But it hit us after that. Understanding the metro system was above our tired heads in this muggy weather with 20-30 kg of luggage on our shoulders. We must’ve looked really confused and fortunately arose the mercy of a lovely young lady who spoke remarkably well English. She explained our route to the hotel and gave us valuable starters for the metro system, so we were able to head out and finally found our hotel.

More about the metro (war memorials everywhere) and our hotel (4 stars, 26th floor, not enough outlets) in the next few day.

Okay, that wasn’t really short.


Leaving Japan was no problem, the flight was swift, the food okay and we had a quite new entertainment system, that allowed us to watch the movies in 16:9/10.

We arrived in Istanbul. No problem getting into the country, only the long wait for our baggage was a bit annoying. For some reason they were not as fast as we’re used to that. Since we ordered a shuttle service, we were greeted with a sign – nice for a change. After that we were driven at high speed (like 70-100 km/h, depending on the traffic) through Istanbul and arrived at our hotel in just half an hour. Nice place, very close to the main tourist sites. Let’s see what we can check out in the next two days.


We managed to catch our NEX, arrived at the airport, checked our baggage (17.3 out of the allowed 23kg for me this time) and passed security (without any incident this time). Now we are sitting at Gate 34 and the waiting game begins again.

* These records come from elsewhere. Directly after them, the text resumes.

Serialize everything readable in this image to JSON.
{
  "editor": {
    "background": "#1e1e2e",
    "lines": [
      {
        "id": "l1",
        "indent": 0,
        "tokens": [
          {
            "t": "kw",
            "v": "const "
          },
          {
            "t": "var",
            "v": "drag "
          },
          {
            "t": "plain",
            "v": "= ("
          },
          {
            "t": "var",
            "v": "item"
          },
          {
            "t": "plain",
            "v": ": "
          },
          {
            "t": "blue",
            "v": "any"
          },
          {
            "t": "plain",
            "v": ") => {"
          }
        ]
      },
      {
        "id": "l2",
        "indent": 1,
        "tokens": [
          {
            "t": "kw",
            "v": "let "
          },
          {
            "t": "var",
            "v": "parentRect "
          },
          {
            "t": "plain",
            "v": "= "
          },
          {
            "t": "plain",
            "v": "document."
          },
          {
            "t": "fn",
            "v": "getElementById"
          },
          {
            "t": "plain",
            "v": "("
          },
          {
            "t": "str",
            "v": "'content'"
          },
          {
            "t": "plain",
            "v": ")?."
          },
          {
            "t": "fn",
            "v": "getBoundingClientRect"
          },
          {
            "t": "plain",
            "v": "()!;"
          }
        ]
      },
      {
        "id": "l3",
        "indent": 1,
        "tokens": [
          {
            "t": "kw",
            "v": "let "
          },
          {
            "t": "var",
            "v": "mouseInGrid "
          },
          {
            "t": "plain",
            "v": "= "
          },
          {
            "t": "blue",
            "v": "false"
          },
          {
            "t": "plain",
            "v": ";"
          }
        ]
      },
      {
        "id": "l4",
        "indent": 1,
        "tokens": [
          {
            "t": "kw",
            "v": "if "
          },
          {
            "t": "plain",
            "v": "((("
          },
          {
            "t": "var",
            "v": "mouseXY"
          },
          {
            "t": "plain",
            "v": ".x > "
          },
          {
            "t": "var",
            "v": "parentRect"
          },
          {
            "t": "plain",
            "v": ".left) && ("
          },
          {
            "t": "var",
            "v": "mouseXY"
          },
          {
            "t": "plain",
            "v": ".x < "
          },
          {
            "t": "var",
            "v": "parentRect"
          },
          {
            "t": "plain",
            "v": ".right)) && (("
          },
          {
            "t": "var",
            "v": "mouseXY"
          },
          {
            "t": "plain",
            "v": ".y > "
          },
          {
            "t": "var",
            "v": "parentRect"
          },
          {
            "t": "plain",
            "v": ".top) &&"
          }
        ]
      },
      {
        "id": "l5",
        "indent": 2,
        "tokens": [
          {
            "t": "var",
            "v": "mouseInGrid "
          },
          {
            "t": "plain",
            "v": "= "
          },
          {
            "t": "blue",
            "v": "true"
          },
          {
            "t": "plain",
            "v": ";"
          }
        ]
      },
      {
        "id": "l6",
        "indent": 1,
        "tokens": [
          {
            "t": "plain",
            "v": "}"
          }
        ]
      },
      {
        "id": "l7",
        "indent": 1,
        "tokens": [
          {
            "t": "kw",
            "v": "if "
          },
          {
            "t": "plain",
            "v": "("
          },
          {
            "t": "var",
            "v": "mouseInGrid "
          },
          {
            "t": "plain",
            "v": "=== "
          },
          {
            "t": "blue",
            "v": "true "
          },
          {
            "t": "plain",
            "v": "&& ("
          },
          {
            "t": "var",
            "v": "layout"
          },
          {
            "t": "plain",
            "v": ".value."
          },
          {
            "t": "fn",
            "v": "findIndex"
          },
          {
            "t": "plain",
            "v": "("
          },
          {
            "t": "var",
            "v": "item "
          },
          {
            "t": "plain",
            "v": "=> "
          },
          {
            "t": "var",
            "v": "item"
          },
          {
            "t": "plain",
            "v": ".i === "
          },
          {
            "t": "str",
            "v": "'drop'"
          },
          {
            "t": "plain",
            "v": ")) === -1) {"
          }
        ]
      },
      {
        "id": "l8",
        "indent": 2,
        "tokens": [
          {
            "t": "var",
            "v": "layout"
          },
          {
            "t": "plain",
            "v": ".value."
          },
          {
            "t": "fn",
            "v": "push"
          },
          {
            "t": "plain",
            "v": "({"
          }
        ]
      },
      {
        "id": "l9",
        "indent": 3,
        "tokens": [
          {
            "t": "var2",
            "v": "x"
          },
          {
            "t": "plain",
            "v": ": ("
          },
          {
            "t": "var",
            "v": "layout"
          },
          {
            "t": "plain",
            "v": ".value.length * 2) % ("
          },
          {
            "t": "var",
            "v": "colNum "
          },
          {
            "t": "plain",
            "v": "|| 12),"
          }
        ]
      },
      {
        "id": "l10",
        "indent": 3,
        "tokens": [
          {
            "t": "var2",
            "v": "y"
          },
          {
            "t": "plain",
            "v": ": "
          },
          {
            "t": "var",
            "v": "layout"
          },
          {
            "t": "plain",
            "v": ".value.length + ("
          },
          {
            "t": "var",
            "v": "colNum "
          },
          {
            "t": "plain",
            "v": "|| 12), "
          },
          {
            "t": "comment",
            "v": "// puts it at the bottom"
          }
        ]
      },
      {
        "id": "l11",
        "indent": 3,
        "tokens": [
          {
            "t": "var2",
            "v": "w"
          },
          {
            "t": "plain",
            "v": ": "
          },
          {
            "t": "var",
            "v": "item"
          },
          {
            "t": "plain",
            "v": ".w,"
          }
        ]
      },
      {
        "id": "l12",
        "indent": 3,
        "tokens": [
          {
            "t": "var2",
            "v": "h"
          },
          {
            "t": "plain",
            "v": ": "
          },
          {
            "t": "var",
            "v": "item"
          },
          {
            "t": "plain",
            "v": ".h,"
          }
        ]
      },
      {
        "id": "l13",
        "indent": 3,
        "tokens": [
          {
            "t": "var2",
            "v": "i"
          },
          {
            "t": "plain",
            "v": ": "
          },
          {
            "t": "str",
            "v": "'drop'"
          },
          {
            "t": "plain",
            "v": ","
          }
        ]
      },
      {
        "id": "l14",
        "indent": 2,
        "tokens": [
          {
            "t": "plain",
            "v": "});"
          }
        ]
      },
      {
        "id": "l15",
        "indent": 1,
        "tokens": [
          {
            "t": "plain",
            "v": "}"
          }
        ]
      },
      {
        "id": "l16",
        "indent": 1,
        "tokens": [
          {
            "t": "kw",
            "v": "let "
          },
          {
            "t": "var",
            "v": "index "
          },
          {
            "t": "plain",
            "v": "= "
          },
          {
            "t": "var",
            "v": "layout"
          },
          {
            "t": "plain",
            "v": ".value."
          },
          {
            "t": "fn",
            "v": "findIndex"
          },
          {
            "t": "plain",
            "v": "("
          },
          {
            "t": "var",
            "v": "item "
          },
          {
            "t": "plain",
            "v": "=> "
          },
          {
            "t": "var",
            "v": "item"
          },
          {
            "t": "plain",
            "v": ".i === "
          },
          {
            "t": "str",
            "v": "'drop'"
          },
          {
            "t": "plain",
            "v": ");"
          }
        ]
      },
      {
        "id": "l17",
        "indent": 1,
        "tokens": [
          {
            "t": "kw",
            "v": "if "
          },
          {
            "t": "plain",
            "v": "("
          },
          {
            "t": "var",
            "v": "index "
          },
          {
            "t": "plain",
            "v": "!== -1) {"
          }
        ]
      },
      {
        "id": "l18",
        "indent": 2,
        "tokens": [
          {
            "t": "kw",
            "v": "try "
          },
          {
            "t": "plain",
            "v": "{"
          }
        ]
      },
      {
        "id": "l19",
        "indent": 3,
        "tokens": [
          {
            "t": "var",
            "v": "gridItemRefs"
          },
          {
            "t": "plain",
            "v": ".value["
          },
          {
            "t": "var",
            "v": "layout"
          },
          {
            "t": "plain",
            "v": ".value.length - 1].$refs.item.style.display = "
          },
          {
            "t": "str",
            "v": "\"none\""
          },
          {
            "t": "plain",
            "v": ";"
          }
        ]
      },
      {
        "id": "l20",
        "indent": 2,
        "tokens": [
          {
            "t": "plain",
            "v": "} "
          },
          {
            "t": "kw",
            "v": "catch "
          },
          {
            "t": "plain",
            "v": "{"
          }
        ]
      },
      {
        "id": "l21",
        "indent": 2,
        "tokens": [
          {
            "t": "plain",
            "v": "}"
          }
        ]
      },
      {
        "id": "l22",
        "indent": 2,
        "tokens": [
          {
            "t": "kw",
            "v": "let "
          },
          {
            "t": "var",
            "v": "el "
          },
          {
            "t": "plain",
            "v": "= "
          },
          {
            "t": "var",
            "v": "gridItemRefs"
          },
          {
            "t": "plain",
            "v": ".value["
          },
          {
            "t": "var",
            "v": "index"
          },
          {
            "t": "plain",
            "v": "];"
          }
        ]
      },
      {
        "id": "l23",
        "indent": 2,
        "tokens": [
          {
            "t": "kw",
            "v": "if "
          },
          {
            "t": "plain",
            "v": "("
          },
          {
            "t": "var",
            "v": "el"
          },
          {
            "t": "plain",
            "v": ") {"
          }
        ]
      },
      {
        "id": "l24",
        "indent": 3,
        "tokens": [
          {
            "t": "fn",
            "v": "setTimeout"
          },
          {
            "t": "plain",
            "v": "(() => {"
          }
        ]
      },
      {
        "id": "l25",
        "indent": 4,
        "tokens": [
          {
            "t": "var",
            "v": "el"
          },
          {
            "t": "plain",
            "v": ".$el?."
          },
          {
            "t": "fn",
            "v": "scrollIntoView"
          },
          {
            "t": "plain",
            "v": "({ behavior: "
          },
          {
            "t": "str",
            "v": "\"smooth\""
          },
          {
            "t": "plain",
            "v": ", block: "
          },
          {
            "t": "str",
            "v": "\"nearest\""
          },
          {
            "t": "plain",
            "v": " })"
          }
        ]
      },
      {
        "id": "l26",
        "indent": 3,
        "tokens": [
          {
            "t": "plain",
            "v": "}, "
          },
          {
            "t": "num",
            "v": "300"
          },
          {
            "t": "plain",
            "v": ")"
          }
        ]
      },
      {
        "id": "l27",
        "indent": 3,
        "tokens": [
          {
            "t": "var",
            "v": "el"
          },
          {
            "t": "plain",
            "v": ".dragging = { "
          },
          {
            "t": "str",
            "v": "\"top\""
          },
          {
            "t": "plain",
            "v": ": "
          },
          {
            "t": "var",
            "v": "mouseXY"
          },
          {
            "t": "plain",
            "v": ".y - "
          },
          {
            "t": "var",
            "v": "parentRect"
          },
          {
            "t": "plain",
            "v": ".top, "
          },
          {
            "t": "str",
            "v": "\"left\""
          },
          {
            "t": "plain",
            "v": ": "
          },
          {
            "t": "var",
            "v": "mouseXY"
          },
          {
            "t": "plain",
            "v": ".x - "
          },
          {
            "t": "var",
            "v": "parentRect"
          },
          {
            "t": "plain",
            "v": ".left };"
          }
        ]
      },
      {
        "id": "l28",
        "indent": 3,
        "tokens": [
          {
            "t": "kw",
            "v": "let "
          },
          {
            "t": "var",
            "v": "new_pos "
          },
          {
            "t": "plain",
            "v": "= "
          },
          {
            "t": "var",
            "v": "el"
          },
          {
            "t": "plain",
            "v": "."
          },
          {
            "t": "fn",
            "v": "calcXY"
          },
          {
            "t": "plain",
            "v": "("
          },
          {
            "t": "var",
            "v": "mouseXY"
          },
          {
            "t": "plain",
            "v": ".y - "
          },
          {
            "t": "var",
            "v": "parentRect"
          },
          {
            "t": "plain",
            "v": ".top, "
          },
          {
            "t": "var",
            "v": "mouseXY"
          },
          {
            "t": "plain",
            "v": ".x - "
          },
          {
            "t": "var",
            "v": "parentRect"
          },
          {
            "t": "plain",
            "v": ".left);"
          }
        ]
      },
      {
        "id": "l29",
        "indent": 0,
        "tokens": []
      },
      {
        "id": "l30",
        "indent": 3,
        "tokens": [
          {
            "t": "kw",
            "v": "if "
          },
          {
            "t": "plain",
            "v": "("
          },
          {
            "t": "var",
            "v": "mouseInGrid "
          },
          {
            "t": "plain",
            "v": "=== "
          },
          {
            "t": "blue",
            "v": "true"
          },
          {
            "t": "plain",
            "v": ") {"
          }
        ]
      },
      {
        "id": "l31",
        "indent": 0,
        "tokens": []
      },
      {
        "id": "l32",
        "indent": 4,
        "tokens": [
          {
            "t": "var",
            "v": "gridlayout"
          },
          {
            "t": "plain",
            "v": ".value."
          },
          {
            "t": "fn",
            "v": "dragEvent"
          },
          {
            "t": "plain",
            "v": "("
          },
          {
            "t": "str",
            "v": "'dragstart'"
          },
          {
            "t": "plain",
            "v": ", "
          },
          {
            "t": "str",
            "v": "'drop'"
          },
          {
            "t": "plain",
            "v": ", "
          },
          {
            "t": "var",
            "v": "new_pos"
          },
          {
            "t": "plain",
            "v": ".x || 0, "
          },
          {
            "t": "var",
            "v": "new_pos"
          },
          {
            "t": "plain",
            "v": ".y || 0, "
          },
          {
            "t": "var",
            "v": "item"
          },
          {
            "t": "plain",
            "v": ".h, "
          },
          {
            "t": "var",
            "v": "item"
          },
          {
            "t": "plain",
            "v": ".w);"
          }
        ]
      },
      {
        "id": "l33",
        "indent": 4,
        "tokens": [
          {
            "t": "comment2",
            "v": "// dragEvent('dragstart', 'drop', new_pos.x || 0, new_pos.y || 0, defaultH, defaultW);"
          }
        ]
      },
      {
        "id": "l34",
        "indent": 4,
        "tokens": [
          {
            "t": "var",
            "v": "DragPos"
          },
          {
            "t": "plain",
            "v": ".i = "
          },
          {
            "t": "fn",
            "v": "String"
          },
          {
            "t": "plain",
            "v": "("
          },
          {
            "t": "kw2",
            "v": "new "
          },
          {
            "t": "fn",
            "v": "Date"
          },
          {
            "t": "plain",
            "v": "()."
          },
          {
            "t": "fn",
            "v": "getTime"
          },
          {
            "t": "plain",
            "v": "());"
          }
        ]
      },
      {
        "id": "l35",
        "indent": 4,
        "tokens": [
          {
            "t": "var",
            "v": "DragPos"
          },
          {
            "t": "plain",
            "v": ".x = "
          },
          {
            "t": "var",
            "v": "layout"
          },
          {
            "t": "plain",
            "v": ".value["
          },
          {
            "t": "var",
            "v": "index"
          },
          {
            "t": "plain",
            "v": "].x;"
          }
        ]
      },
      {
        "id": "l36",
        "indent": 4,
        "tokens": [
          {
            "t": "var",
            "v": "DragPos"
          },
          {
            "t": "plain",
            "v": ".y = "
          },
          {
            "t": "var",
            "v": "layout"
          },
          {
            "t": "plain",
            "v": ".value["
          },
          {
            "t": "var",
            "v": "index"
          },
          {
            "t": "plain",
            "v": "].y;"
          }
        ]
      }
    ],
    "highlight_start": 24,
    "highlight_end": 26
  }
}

At least they have free Wifi here now. So I can actually publish this without shelling out the equivalent of 5 EUR like last time (though that was still very cheap compared to what they wanted at London Heathrow).